# [ABOUT THIS TASK]
Retype every line of the records exactly.

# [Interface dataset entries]
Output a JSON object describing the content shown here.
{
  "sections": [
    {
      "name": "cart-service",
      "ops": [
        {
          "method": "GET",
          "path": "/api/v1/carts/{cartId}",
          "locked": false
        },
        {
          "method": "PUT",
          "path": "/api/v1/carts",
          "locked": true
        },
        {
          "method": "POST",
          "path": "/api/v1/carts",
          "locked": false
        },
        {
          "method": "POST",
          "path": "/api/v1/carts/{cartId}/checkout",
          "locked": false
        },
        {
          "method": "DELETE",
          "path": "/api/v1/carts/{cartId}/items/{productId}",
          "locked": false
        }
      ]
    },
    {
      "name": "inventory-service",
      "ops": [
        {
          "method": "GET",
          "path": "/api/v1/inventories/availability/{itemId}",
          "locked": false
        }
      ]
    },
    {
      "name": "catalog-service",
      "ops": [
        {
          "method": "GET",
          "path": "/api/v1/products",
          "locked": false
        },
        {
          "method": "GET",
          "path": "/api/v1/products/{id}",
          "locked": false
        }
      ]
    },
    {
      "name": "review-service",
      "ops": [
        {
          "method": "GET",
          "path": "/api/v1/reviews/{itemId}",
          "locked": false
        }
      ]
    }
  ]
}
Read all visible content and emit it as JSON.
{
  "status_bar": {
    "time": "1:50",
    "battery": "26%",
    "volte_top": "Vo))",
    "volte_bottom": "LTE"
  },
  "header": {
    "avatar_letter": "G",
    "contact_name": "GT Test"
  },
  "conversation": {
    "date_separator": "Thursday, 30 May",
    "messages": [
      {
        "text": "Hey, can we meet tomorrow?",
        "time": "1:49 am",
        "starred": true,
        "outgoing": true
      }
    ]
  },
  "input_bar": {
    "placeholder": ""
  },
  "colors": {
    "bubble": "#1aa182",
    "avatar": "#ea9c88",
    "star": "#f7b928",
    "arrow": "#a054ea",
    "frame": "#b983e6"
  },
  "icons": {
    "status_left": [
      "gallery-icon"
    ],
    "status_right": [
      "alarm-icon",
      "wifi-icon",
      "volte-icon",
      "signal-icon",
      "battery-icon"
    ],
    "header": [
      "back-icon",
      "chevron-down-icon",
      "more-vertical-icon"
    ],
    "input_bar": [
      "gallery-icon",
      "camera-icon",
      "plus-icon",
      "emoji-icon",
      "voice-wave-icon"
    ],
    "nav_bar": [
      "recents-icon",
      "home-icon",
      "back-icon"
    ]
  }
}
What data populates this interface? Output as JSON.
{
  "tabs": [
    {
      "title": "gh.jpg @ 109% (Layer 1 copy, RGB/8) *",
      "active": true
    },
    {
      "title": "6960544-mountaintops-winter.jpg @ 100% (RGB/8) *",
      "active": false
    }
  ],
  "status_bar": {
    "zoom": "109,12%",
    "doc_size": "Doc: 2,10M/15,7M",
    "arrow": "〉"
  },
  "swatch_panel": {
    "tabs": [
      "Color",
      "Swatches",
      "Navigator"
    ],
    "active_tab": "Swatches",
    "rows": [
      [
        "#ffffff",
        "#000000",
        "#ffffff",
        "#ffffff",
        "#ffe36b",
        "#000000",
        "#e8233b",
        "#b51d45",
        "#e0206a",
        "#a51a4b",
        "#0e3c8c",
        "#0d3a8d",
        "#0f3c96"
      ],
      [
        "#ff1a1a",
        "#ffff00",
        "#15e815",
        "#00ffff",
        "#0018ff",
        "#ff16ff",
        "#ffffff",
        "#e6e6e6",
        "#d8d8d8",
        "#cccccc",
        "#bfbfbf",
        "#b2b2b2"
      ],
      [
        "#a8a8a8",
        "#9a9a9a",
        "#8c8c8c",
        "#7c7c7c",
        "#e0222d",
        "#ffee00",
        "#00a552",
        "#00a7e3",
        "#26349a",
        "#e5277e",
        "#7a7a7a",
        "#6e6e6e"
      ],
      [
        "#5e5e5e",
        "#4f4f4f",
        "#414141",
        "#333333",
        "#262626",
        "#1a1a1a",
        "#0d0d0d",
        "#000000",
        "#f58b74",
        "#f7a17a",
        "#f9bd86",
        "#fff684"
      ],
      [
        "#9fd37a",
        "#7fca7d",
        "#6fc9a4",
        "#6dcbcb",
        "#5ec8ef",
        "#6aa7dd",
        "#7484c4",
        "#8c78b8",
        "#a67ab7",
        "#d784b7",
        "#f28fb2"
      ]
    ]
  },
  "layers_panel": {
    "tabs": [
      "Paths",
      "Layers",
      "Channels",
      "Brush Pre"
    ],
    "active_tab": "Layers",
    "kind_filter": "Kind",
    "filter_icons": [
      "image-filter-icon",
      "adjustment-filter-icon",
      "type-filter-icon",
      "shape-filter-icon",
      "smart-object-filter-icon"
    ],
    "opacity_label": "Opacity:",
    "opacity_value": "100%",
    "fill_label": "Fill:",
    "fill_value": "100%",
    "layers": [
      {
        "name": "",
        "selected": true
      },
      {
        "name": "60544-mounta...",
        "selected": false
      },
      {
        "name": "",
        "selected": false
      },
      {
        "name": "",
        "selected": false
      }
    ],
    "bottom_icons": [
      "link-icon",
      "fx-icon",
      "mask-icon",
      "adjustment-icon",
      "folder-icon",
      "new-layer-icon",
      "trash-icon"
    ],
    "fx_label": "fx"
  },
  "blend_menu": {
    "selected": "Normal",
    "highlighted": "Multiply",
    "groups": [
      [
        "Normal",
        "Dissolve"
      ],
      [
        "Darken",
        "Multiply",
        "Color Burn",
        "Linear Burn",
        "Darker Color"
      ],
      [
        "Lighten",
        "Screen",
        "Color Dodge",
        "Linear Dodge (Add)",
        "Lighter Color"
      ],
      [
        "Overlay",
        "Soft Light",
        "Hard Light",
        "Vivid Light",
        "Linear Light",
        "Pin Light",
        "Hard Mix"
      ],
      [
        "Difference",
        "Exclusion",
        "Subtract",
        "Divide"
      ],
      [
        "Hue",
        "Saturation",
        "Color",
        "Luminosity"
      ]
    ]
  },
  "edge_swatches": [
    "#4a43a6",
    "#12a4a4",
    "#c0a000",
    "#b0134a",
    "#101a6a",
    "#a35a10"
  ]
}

# [RESPONSE FOR THIS EXERCISE]
Output a JSON object describing the content shown here.
{
  "sections": [
    {
      "name": "cart-service",
      "ops": [
        {
          "method": "GET",
          "path": "/api/v1/carts/{cartId}",
          "locked": false
        },
        {
          "method": "PUT",
          "path": "/api/v1/carts",
          "locked": true
        },
        {
          "method": "POST",
          "path": "/api/v1/carts",
          "locked": false
        },
        {
          "method": "POST",
          "path": "/api/v1/carts/{cartId}/checkout",
          "locked": false
        },
        {
          "method": "DELETE",
          "path": "/api/v1/carts/{cartId}/items/{productId}",
          "locked": false
        }
      ]
    },
    {
      "name": "inventory-service",
      "ops": [
        {
          "method": "GET",
          "path": "/api/v1/inventories/availability/{itemId}",
          "locked": false
        }
      ]
    },
    {
      "name": "catalog-service",
      "ops": [
        {
          "method": "GET",
          "path": "/api/v1/products",
          "locked": false
        },
        {
          "method": "GET",
          "path": "/api/v1/products/{id}",
          "locked": false
        }
      ]
    },
    {
      "name": "review-service",
      "ops": [
        {
          "method": "GET",
          "path": "/api/v1/reviews/{itemId}",
          "locked": false
        }
      ]
    }
  ]
}
Read all visible content and emit it as JSON.
{
  "status_bar": {
    "time": "1:50",
    "battery": "26%",
    "volte_top": "Vo))",
    "volte_bottom": "LTE"
  },
  "header": {
    "avatar_letter": "G",
    "contact_name": "GT Test"
  },
  "conversation": {
    "date_separator": "Thursday, 30 May",
    "messages": [
      {
        "text": "Hey, can we meet tomorrow?",
        "time": "1:49 am",
        "starred": true,
        "outgoing": true
      }
    ]
  },
  "input_bar": {
    "placeholder": ""
  },
  "colors": {
    "bubble": "#1aa182",
    "avatar": "#ea9c88",
    "star": "#f7b928",
    "arrow": "#a054ea",
    "frame": "#b983e6"
  },
  "icons": {
    "status_left": [
      "gallery-icon"
    ],
    "status_right": [
      "alarm-icon",
      "wifi-icon",
      "volte-icon",
      "signal-icon",
      "battery-icon"
    ],
    "header": [
      "back-icon",
      "chevron-down-icon",
      "more-vertical-icon"
    ],
    "input_bar": [
      "gallery-icon",
      "camera-icon",
      "plus-icon",
      "emoji-icon",
      "voice-wave-icon"
    ],
    "nav_bar": [
      "recents-icon",
      "home-icon",
      "back-icon"
    ]
  }
}
What data populates this interface? Output as JSON.
{
  "tabs": [
    {
      "title": "gh.jpg @ 109% (Layer 1 copy, RGB/8) *",
      "active": true
    },
    {
      "title": "6960544-mountaintops-winter.jpg @ 100% (RGB/8) *",
      "active": false
    }
  ],
  "status_bar": {
    "zoom": "109,12%",
    "doc_size": "Doc: 2,10M/15,7M",
    "arrow": "〉"
  },
  "swatch_panel": {
    "tabs": [
      "Color",
      "Swatches",
      "Navigator"
    ],
    "active_tab": "Swatches",
    "rows": [
      [
        "#ffffff",
        "#000000",
        "#ffffff",
        "#ffffff",
        "#ffe36b",
        "#000000",
        "#e8233b",
        "#b51d45",
        "#e0206a",
        "#a51a4b",
        "#0e3c8c",
        "#0d3a8d",
        "#0f3c96"
      ],
      [
        "#ff1a1a",
        "#ffff00",
        "#15e815",
        "#00ffff",
        "#0018ff",
        "#ff16ff",
        "#ffffff",
        "#e6e6e6",
        "#d8d8d8",
        "#cccccc",
        "#bfbfbf",
        "#b2b2b2"
      ],
      [
        "#a8a8a8",
        "#9a9a9a",
        "#8c8c8c",
        "#7c7c7c",
        "#e0222d",
        "#ffee00",
        "#00a552",
        "#00a7e3",
        "#26349a",
        "#e5277e",
        "#7a7a7a",
        "#6e6e6e"
      ],
      [
        "#5e5e5e",
        "#4f4f4f",
        "#414141",
        "#333333",
        "#262626",
        "#1a1a1a",
        "#0d0d0d",
        "#000000",
        "#f58b74",
        "#f7a17a",
        "#f9bd86",
        "#fff684"
      ],
      [
        "#9fd37a",
        "#7fca7d",
        "#6fc9a4",
        "#6dcbcb",
        "#5ec8ef",
        "#6aa7dd",
        "#7484c4",
        "#8c78b8",
        "#a67ab7",
        "#d784b7",
        "#f28fb2"
      ]
    ]
  },
  "layers_panel": {
    "tabs": [
      "Paths",
      "Layers",
      "Channels",
      "Brush Pre"
    ],
    "active_tab": "Layers",
    "kind_filter": "Kind",
    "filter_icons": [
      "image-filter-icon",
      "adjustment-filter-icon",
      "type-filter-icon",
      "shape-filter-icon",
      "smart-object-filter-icon"
    ],
    "opacity_label": "Opacity:",
    "opacity_value": "100%",
    "fill_label": "Fill:",
    "fill_value": "100%",
    "layers": [
      {
        "name": "",
        "selected": true
      },
      {
        "name": "60544-mounta...",
        "selected": false
      },
      {
        "name": "",
        "selected": false
      },
      {
        "name": "",
        "selected": false
      }
    ],
    "bottom_icons": [
      "link-icon",
      "fx-icon",
      "mask-icon",
      "adjustment-icon",
      "folder-icon",
      "new-layer-icon",
      "trash-icon"
    ],
    "fx_label": "fx"
  },
  "blend_menu": {
    "selected": "Normal",
    "highlighted": "Multiply",
    "groups": [
      [
        "Normal",
        "Dissolve"
      ],
      [
        "Darken",
        "Multiply",
        "Color Burn",
        "Linear Burn",
        "Darker Color"
      ],
      [
        "Lighten",
        "Screen",
        "Color Dodge",
        "Linear Dodge (Add)",
        "Lighter Color"
      ],
      [
        "Overlay",
        "Soft Light",
        "Hard Light",
        "Vivid Light",
        "Linear Light",
        "Pin Light",
        "Hard Mix"
      ],
      [
        "Difference",
        "Exclusion",
        "Subtract",
        "Divide"
      ],
      [
        "Hue",
        "Saturation",
        "Color",
        "Luminosity"
      ]
    ]
  },
  "edge_swatches": [
    "#4a43a6",
    "#12a4a4",
    "#c0a000",
    "#b0134a",
    "#101a6a",
    "#a35a10"
  ]
}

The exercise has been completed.